**Goal of the exercise:** Please copy out every line in the entries that includes the word "KenCharts".
────
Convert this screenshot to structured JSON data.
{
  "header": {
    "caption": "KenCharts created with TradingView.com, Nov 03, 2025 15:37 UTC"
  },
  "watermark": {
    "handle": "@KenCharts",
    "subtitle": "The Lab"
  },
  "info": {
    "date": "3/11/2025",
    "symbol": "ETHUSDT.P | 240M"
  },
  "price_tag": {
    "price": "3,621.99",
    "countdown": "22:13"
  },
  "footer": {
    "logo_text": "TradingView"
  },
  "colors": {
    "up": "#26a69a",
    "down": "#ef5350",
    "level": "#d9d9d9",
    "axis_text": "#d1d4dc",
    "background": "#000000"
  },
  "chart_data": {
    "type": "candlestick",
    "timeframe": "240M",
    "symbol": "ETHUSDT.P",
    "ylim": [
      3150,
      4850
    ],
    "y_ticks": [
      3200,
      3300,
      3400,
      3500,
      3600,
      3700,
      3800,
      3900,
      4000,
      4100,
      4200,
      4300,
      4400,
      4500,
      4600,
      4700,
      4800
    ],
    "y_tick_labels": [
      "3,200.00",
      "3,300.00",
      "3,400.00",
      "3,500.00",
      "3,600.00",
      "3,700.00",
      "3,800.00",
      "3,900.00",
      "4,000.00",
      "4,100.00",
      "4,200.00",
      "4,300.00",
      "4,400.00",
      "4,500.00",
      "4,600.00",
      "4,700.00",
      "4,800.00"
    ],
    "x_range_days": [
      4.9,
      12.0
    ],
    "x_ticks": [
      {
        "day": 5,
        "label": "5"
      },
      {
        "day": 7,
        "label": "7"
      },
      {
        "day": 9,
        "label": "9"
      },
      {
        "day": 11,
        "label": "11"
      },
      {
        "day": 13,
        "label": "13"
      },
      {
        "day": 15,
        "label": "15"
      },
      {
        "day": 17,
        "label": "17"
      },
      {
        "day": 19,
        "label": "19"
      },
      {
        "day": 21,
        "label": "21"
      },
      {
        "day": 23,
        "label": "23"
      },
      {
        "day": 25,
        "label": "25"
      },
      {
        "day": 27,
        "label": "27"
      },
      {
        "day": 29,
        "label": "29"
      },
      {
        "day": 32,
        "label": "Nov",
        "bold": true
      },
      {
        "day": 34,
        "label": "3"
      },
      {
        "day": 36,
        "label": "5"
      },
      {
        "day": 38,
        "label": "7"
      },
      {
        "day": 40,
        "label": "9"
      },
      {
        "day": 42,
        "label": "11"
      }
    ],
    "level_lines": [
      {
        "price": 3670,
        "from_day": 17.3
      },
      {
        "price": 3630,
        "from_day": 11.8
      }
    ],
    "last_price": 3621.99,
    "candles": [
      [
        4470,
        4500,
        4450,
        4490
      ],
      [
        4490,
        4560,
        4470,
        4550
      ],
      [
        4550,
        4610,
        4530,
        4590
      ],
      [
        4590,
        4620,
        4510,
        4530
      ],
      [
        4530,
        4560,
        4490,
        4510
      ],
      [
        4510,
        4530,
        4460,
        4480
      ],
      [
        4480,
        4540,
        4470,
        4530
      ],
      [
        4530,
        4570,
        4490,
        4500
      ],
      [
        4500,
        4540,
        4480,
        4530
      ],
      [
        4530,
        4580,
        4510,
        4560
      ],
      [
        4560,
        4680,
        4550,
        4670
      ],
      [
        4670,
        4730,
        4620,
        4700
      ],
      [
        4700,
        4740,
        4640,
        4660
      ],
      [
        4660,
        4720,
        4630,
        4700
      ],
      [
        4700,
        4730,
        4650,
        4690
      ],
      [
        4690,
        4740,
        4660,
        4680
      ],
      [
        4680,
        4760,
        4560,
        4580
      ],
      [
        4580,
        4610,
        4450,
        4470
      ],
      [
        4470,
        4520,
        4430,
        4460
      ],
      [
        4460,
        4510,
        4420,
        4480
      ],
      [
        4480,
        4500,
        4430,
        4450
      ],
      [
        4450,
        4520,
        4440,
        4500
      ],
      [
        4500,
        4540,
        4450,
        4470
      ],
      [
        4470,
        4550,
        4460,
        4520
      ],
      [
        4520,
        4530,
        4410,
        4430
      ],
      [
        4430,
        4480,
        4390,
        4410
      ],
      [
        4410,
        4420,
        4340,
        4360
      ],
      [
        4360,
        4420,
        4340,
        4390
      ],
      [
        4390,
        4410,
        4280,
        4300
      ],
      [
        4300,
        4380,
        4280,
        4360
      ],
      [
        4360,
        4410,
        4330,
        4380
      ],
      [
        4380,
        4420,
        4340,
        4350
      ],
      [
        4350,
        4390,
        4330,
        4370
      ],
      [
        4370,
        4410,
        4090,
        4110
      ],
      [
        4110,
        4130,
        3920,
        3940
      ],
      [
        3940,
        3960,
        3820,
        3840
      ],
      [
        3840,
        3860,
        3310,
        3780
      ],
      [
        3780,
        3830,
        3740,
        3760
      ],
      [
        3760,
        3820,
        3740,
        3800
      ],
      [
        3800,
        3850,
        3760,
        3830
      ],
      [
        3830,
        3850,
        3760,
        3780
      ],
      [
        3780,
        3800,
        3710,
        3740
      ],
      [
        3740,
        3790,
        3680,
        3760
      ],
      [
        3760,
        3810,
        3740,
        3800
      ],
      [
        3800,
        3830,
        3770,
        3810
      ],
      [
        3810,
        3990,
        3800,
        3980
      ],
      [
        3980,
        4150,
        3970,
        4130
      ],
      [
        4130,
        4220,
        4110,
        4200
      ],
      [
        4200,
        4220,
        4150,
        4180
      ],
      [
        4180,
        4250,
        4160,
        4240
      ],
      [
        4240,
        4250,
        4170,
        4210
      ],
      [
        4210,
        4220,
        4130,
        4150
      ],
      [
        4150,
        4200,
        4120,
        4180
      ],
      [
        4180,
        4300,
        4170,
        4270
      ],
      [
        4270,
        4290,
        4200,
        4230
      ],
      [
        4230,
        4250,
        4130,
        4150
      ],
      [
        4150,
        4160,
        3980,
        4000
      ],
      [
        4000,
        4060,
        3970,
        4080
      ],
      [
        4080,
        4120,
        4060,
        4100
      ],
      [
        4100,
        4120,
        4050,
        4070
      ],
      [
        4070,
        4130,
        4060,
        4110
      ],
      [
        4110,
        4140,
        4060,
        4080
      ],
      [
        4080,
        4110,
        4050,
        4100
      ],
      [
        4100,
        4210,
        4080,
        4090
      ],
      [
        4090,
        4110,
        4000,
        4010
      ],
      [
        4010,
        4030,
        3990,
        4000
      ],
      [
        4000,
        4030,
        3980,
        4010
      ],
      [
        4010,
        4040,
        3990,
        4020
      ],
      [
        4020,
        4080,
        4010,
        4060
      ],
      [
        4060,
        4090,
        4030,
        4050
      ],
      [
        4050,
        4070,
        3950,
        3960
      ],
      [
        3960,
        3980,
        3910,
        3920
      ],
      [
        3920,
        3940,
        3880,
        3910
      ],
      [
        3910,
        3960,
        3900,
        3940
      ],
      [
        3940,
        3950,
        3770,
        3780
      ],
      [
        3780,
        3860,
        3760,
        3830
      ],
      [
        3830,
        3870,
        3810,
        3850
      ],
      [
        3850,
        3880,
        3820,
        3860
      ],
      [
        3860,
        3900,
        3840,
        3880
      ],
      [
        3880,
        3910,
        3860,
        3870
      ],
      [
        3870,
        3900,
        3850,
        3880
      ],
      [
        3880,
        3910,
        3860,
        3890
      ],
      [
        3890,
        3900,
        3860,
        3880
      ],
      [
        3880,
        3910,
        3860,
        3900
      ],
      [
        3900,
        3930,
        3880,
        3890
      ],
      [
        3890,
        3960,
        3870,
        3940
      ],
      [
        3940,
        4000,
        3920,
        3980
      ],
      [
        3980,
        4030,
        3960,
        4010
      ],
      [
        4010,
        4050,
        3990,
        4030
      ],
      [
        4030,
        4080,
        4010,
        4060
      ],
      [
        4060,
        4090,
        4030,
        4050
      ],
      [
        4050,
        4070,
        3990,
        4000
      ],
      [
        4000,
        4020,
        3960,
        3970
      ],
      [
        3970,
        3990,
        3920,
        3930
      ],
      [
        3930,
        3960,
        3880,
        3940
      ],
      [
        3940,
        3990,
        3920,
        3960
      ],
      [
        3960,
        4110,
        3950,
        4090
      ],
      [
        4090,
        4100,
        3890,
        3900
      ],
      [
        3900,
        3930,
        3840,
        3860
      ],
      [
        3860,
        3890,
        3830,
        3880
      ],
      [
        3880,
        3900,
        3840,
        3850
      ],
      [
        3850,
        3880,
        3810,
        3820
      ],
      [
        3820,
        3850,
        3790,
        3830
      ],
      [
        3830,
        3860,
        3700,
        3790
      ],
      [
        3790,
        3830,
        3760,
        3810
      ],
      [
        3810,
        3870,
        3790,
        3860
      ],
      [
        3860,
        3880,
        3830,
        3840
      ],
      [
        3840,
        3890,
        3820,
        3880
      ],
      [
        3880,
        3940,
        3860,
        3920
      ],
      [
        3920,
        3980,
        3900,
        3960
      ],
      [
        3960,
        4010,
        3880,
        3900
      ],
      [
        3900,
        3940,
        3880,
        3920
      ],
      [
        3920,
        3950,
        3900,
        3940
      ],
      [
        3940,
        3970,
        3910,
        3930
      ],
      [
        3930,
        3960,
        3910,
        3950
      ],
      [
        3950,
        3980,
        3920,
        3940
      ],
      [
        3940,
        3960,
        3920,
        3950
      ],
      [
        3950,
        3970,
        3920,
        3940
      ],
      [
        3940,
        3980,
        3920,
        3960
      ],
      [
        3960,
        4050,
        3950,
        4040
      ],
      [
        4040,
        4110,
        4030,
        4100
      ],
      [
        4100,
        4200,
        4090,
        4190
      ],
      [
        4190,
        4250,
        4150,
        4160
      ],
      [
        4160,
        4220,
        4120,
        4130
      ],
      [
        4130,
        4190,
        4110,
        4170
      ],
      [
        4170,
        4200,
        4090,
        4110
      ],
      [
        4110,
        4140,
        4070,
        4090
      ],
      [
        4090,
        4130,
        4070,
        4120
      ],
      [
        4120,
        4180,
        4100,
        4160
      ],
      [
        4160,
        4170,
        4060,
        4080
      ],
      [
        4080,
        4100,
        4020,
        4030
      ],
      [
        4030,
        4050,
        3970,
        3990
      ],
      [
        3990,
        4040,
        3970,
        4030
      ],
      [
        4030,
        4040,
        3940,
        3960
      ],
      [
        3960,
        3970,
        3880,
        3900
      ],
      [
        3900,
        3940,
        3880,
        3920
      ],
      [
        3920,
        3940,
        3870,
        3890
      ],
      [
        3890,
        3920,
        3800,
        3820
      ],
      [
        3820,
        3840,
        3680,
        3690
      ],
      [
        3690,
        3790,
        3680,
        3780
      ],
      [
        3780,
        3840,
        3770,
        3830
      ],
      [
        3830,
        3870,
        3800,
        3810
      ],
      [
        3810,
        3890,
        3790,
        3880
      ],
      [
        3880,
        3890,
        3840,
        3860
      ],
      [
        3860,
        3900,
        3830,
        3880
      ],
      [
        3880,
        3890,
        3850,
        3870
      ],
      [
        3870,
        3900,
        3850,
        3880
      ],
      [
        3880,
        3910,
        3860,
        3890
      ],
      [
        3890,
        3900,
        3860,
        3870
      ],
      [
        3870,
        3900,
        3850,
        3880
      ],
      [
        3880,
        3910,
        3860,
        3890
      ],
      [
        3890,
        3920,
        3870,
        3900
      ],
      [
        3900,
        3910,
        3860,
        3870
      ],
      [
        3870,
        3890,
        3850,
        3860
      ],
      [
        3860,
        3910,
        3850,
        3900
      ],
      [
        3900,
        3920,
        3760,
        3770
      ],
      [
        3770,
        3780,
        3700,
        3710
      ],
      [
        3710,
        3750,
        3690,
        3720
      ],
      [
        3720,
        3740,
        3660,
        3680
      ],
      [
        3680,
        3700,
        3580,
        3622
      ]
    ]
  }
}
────
**Finished exercise:**
    "caption": "KenCharts created with TradingView.com, Nov 03, 2025 15:37 UTC"
    "handle": "@KenCharts",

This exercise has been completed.